Take from the records below each line that holds "Ctrl".

"""

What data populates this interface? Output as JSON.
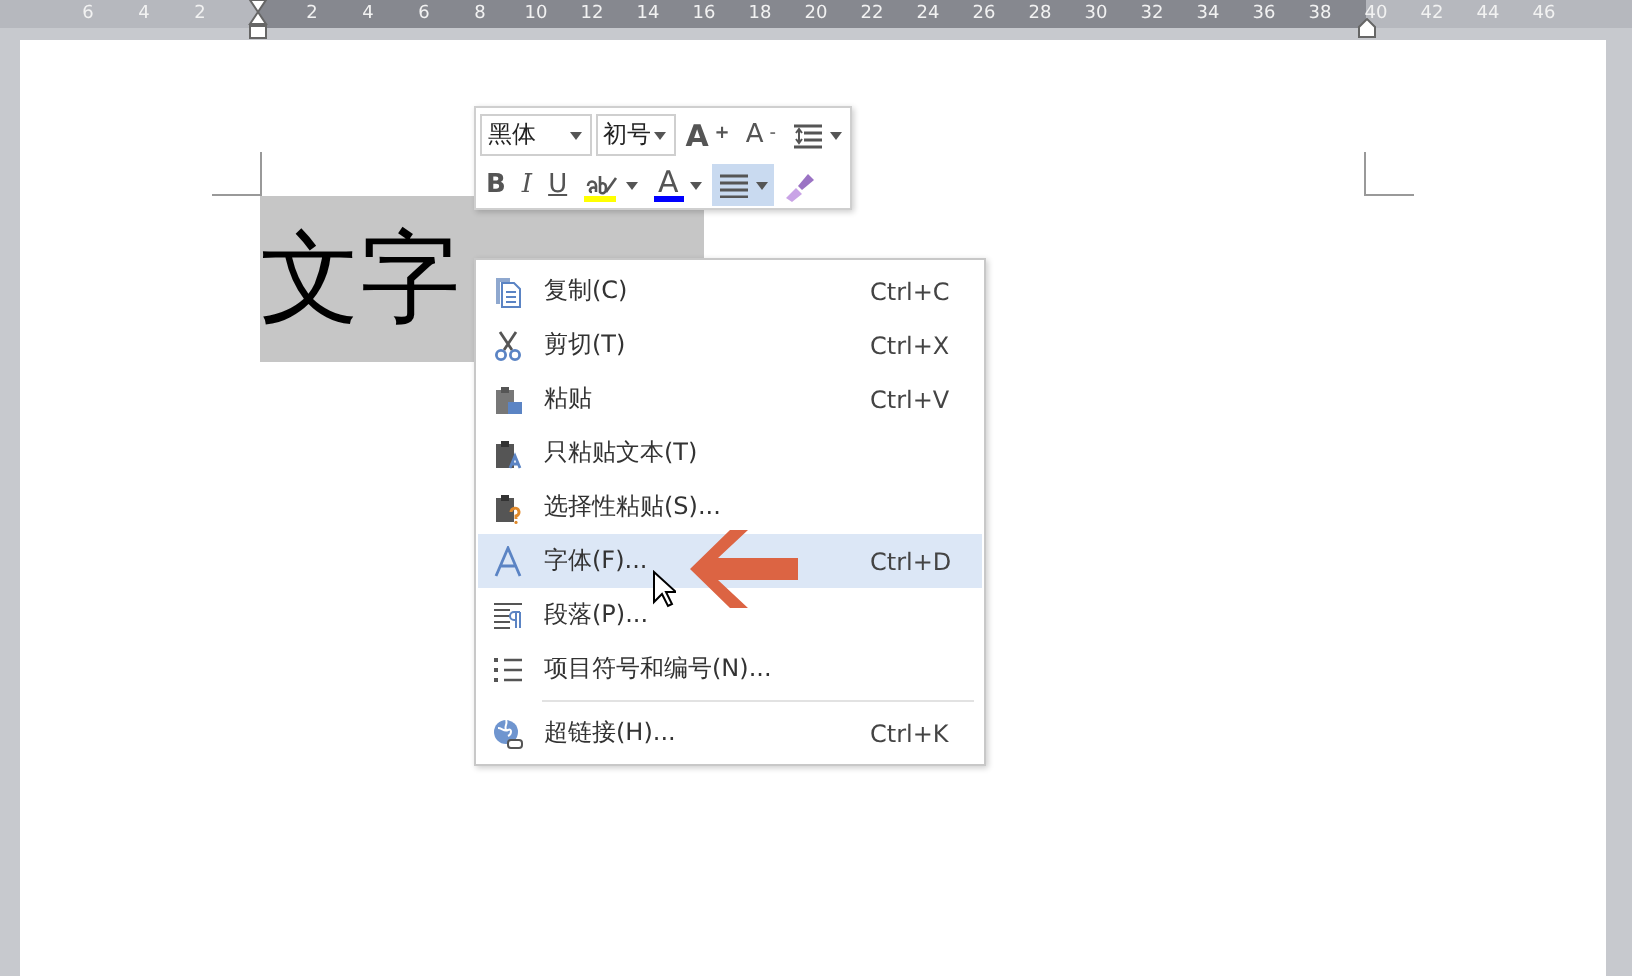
{
  "ruler": {
    "left_numbers": [
      "6",
      "4",
      "2"
    ],
    "right_numbers": [
      "2",
      "4",
      "6",
      "8",
      "10",
      "12",
      "14",
      "16",
      "18",
      "20",
      "22",
      "24",
      "26",
      "28",
      "30",
      "32",
      "34",
      "36",
      "38",
      "40",
      "42",
      "44",
      "46"
    ]
  },
  "document": {
    "text": "文字",
    "selected": true
  },
  "toolbar": {
    "font": "黑体",
    "size": "初号",
    "buttons": [
      {
        "kind": "grow",
        "label": "A$^{+}$",
        "selected": false
      },
      {
        "kind": "shrink",
        "label": "A$^{-}$",
        "selected": false
      },
      {
        "kind": "spacing",
        "selected": false
      },
      {
        "kind": "bold",
        "label": "B",
        "selected": false
      },
      {
        "kind": "italic",
        "label": "I",
        "selected": false
      },
      {
        "kind": "underline",
        "label": "U",
        "selected": false
      },
      {
        "kind": "highlight",
        "color": "#ffff00",
        "selected": false
      },
      {
        "kind": "fontcolor",
        "label": "A",
        "color": "#0000ff",
        "selected": false
      },
      {
        "kind": "align",
        "selected": true
      },
      {
        "kind": "painter",
        "selected": false
      }
    ]
  },
  "context_menu": {
    "items": [
      {
        "label": "复制(C)",
        "shortcut": "Ctrl+C",
        "selected": false,
        "separated": false
      },
      {
        "label": "剪切(T)",
        "shortcut": "Ctrl+X",
        "selected": false,
        "separated": false
      },
      {
        "label": "粘贴",
        "shortcut": "Ctrl+V",
        "selected": false,
        "separated": false
      },
      {
        "label": "只粘贴文本(T)",
        "selected": false,
        "separated": false
      },
      {
        "label": "选择性粘贴(S)...",
        "selected": false,
        "separated": false
      },
      {
        "label": "字体(F)...",
        "shortcut": "Ctrl+D",
        "selected": true,
        "separated": false
      },
      {
        "label": "段落(P)...",
        "selected": false,
        "separated": false
      },
      {
        "label": "项目符号和编号(N)...",
        "selected": false,
        "separated": false
      },
      {
        "label": "超链接(H)...",
        "shortcut": "Ctrl+K",
        "selected": false,
        "separated": true
      }
    ]
  }
}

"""

#### [Task output]
        "shortcut": "Ctrl+C",
        "shortcut": "Ctrl+X",
        "shortcut": "Ctrl+V",
        "shortcut": "Ctrl+D",
        "shortcut": "Ctrl+K",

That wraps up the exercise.